Although the term “mindfulness” can feel abstract,the word merely means being aware and present without judgment. The first step to this state is understanding when and where we’re not living a mindful life—and perhaps the biggest culprit in a hamster wheel existence is your phone. Enter Moment, an app that tracks how much time you spend on your cell and allows you to set goals (say, not spending three hours zoning out on Instagram). Then it sends gentle reminders when you’re nearing your self-prescribed ceiling so you don’t accidentally waste your day on your phone—when you could be pursuing a daring, soul-filling life.
The EmWave2 uses biofeedback, a practice used by therapists, to help you get calm, focused and at peace—faster. When you hold the device, which is about the size of a deck of cards, lights show your heart rate, breathing patterns and your level of “coherence”—or how well your physiological and emotional systems are working together. You watch your readings go from red (like if you’ve been rehashing a confrontation at the office) to green, which is especially satisfying for results-driven folks. Bonus: You’ll get to zen more quickly the more you practice.
Make the space for meditation.
If you (like so many of us) have a hard time disconnecting during meditation, take your practice to a meditation pod. The futuristic, colored domes are designed to cocoon you from the outside world as you listen to ambient sounds, music and guided visualizations. If you’re not ready to invest more than $15,000 for one of your own, you can check Somadome’s website for locations where you can book a 20-minute session tailored toward your goal, such as Succeed, Manifest, or Recharge.
If you don’t live close to a pod but want a similar meditative escape, try out Provata VR, an app you can use on its own or plug into a virtual reality headset for an immersive experience. You can cue up targeted exercises—for calm or focus, for example—in whatever environment that makes you feel most at peace, such as alongside a waterfall, beneath the Northern Lights or even underwater in a coral reef. The app syncs with fitness trackers so you can visualize how meditation lowers your heart rate—and even correlates with a better night’s rest.
And consider creating a space in your home dedicated to meditation. A cozy, serene spot with a floor pillow, ambient lighting and perhaps an altar of meaningful items not only helps you settle into your practice more easily; having it visible in your home serves as a gentle call to breathe and be still.
Bring awareness to your everyday.

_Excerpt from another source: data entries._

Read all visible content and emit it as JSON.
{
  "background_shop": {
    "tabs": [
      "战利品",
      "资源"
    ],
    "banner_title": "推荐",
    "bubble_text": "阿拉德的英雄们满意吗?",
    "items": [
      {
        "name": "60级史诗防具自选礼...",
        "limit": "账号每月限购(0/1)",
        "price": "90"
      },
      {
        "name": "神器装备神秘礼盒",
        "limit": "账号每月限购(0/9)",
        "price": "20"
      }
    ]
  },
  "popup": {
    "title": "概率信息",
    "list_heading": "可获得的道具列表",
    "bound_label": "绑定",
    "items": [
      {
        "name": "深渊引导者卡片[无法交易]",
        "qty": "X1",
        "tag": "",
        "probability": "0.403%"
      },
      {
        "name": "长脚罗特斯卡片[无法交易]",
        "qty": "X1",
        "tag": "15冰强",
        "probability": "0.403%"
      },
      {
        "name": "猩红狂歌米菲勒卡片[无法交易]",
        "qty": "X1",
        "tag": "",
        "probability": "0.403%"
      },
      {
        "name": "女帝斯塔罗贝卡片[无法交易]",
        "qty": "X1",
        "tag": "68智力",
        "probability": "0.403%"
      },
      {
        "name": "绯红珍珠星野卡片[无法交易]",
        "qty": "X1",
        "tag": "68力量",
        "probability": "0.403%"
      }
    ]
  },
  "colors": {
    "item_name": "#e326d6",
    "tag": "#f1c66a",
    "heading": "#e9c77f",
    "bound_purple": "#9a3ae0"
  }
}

If you’re like so many busy adults, you may look up at some point and notice your body and mind’s stressed state: tense shoulders, shallow breathing, squinting eyes and a sore rear from sitting at a desk all day. With Spire, a beautiful wearable technology that measures your breathing by clipping to your belt or bra, you can track your stretches of calm or focus, just like a FitBit tracks the numbers of steps you take. You can see the progress you make toward hitting goals of stress-free streaks—and it’ll nudge you to practice your breathing exercises (or play a short guided relaxation session) when the device senses you need to chill out.
Even better, take a slightly longer break outside. If it’s nice out, you can find a quiet space in a nearby park and practice Shinrin Roku, Japanese “forest bathing.” Research shows that spending 20 minutes under the trees can lower blood pressure, reduce the presence of stress hormones and increase concentration—not to mention it simply feels good. If the weather is less cooperative, practice walking meditation. Notice the sound of raindrops on your umbrella, the sensation of wind blowing across your face, the crunch of gravel beneath your boots. Even a few minutes of conscious movement can shift awareness from the maze of your racing thoughts to the awe-inspiring power of your body. With a little intentional action, meditation and mindfulness can bring peak performance within reach.